## WORK TO BE COMPLETED
Below are the records; count how many of their lines hold the string "Aqua" and give the number alone.

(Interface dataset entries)

____

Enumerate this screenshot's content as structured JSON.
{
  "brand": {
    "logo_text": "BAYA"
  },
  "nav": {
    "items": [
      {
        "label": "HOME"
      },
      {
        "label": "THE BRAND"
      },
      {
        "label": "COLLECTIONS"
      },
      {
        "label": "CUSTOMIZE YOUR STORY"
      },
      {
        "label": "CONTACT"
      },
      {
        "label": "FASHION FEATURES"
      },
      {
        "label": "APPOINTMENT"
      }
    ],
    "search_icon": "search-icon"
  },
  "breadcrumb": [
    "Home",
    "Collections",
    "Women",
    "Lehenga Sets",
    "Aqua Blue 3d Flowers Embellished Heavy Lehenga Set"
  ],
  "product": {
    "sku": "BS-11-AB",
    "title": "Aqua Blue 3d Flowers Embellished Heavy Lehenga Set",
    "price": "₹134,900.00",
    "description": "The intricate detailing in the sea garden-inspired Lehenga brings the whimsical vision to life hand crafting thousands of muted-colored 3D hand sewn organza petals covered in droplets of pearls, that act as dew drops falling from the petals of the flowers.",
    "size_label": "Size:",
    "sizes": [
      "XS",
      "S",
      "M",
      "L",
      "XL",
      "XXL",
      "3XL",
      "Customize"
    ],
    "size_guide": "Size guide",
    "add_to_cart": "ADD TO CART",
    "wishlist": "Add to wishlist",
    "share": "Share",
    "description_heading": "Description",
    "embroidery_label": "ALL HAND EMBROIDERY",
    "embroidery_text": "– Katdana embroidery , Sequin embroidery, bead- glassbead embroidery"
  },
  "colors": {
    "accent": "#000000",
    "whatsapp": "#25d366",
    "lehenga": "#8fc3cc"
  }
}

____

## ANSWER SECTION
2